Now we had to find the ideal lamp. With Franck Barrault, my gaffer, we chose caving lamps equipped with two LEDs, one with a wide flood beam and the other a concentrated spot beam. It was necessary to be able to control them remotely to be able to maintain control of the density and mixing of the two beams. Franck collaborated with the company Art Tech Design to equip these lamps with drivers compatible with LED diodes and to design the boxes that the actors would wear on their belts which contained the batteries, the driver and the CRMX device, allowing Franck to manage the lights 'live' for each actor. The concept worked very well and the actors played the game admirably, being aware of their additional responsibility. The visual effect produced by the headlamps in the coal mine mixed with the ambient lights works wonderfully.
Much of the action in this second period also takes place in a limestone mine with white rock walls. The mere effect of the headlamps is striking in both realism and mystery. The 'choreography' of the light beams in the darkness, the cast shadows running on the walls almost on its own construct the oppressive atmosphere of this moment in the film. The intensity of the actors could then be fully expressed. Thus, the anxiety, claustrophobia and fear that we experience in the film found their source as much in the action, the interpretation, as the atmosphere that we had imagined.
What brought you to Panavision for this project, and what attracted you to the specific lenses you chose, the Primo 70s?
Duplantier: I have collaborated with Panavision on numerous occasions, and each time I’ve been able to count on the wise expertise of the technical staff. Of course they know their cameras and their lenses, but above all they understand the emotional issues of the image and how one lens more than another is able to respond to them.
For The Deep Dark, we had to find optics capable of handling extreme highlights without generating flare, or flaring in a very measured way. We tested several series of optics, and quite quickly the Primo 70s satisfied us completely. They remained efficient in all the extreme situations we faced. Very few flares, beautiful substance in the skins, depths in the blacks, very beautiful bokeh, and little chromatic aberration or distortion.
What originally inspired you to become a cinematographer?
Duplantier: I have always liked to bring to life my perspective on things, people, situations. I started with film photography, and the play of distance and proximity has always fascinated me, being both inside and outside.
Today, in the age of social networks, where every moment, every person is photographed and put online, and where many things are similar, it becomes even more clear to me that sharpening my own point of view is an essential element of my work. I fundamentally believe that 'point of view' is the very essence of my job. A film must meet and confront the unique perspective of those who imagine it and offer a unique experience, which the work of the cinematographer helps to construct.

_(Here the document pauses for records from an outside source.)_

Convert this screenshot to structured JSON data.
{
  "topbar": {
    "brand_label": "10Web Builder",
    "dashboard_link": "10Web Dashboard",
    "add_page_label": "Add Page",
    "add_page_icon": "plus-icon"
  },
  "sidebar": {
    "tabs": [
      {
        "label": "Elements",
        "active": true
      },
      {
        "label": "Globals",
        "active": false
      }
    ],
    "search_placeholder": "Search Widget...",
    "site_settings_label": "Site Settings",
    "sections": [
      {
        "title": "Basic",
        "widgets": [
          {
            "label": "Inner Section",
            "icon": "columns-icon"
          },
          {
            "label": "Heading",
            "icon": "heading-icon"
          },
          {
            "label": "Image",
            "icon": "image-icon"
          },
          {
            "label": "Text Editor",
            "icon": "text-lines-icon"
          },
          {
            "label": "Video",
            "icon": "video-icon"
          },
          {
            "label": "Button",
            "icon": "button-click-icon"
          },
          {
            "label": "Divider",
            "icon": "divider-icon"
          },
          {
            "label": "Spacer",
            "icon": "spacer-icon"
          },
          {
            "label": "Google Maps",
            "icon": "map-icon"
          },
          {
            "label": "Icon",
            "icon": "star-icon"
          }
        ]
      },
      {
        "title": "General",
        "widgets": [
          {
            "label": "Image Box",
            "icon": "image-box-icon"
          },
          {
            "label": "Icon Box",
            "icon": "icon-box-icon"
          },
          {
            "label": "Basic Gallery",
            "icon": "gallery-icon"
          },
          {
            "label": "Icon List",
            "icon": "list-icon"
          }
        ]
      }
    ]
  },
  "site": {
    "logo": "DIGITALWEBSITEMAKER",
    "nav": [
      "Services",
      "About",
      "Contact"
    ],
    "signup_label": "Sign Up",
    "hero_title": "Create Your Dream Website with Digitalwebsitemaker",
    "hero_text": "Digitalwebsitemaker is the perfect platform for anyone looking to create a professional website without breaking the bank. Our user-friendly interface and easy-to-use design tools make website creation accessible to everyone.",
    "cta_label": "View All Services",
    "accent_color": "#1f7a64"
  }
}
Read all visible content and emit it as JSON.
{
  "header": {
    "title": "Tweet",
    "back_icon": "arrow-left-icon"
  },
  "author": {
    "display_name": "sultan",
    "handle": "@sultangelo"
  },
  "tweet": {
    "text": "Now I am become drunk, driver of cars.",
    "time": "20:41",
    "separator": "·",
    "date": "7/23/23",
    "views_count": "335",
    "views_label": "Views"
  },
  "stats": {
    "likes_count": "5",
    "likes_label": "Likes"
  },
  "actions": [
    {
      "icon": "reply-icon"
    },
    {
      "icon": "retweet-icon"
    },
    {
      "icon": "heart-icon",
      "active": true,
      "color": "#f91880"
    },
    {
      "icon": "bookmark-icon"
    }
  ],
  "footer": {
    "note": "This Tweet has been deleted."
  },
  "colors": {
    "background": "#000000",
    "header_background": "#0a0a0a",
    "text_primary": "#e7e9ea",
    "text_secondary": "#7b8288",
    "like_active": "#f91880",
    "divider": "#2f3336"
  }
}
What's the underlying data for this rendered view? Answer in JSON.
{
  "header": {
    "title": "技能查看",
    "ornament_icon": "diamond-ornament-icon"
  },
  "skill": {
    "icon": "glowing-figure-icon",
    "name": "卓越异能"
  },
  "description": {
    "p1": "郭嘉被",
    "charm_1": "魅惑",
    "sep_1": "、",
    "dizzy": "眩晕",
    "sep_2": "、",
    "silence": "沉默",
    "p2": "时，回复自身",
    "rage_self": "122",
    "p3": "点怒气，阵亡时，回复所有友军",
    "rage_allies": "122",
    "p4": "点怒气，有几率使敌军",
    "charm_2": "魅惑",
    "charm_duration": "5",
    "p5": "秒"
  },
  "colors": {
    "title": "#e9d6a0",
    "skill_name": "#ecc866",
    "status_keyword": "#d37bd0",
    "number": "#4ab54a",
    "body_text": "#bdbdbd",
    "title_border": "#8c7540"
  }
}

What keeps you inspired in your work today?
Duplantier: The script and the words of the director.
Images courtesy of Full Time Studio.